Although by this stage most people are groaning that they may have to pay tax at all the rates are actually quite good compared to income tax rates especially once you start earning substantial sums of money because your highest rate of capital gains tax is alqys just 28%.
Now the good news: Gains made from betting or lottery winnings are free of all capital gains tax. If you trade through a spread betting company, as the name implies, you are in the eyes of our good friends the Inland Revenue actually betting rather than trading. This means that all profits made through spread betting companies (IG index for instance) are completely free of any tax. Whereas gains made from exactly the same trades but put through a Forex broker (say FXCM) are subject to capital gains tax.
The reason for this difference in treatment is in the way that those companies are taxed themselves.
So why would anybody in the UK put trades through Forex or futures brokers when if they put the same trades through a spread betting company they would pay no tax on the gains.?

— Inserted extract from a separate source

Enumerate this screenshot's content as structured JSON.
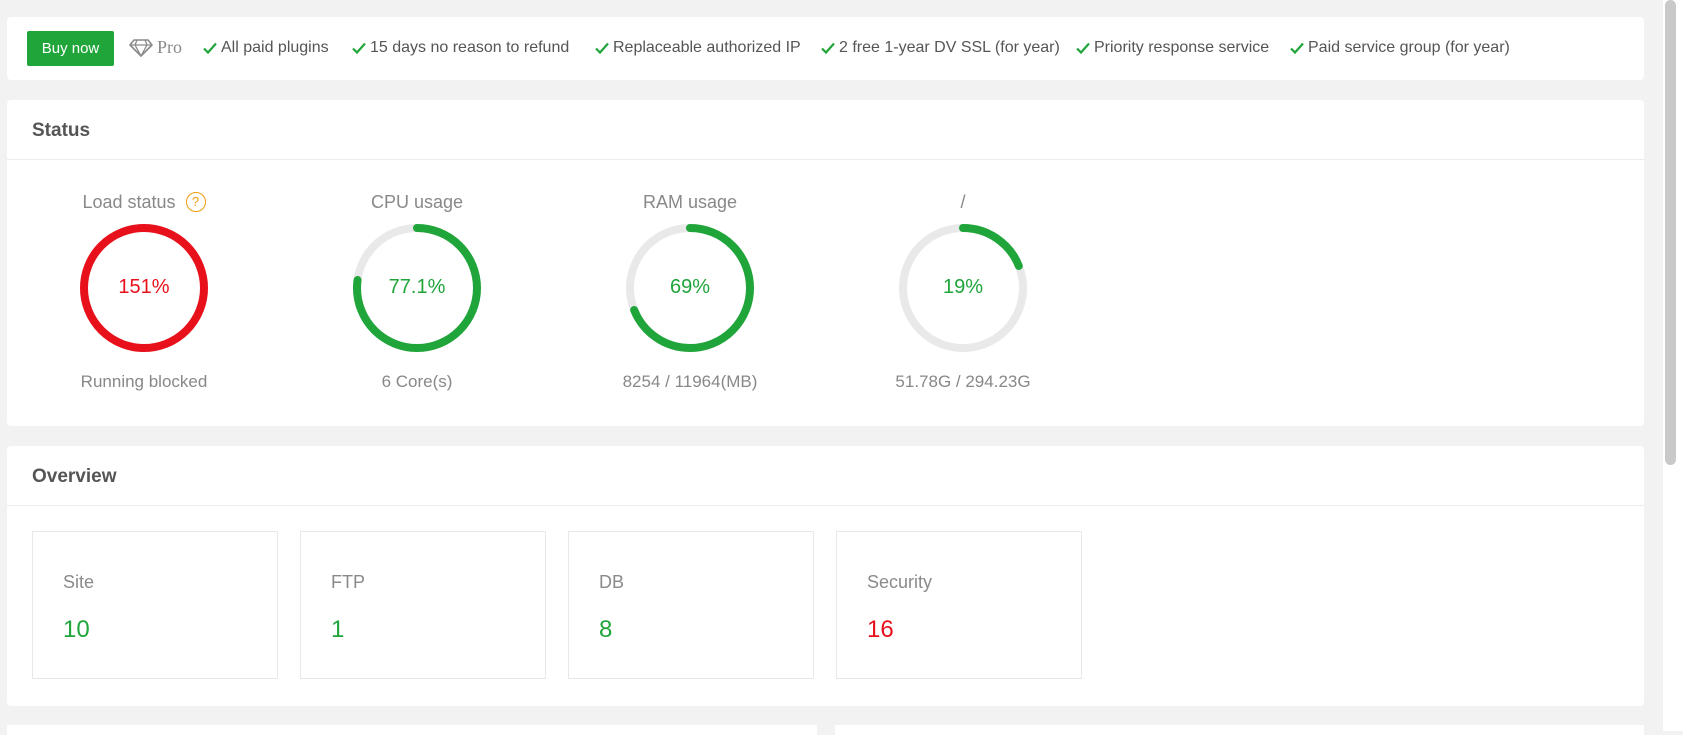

There are several reasons for this but suffice it to say because of the way those companies are taxed themselves this differing tax treatment has to be reflected in the quotes and prices they quote or fill at. So it is the case that you will get better prices from a real futures broker than for instance a spread betting company. Notice also that I said futures broker and not Forex broker. This question of the spreads and fills becomes especially important when trading short-term because a very large proportion of profits can easily be swallowed up by a bad spread or poor fill.
Normally I recommend people ignore the tax implications until they are lucky enough to be making over £11,100 profit a year then at that stage reconsider whether they want to put some of their trades through a broker rather than for instance a spread betting company or indeed vice versa.
In my own trading I have accounts with both.
It is beyond the scope of this article but some of you may already be thinking of the possible arbitrage opportunities between brokers brought about by the differing tax treatments ? And yes you would be right there are such opportunities !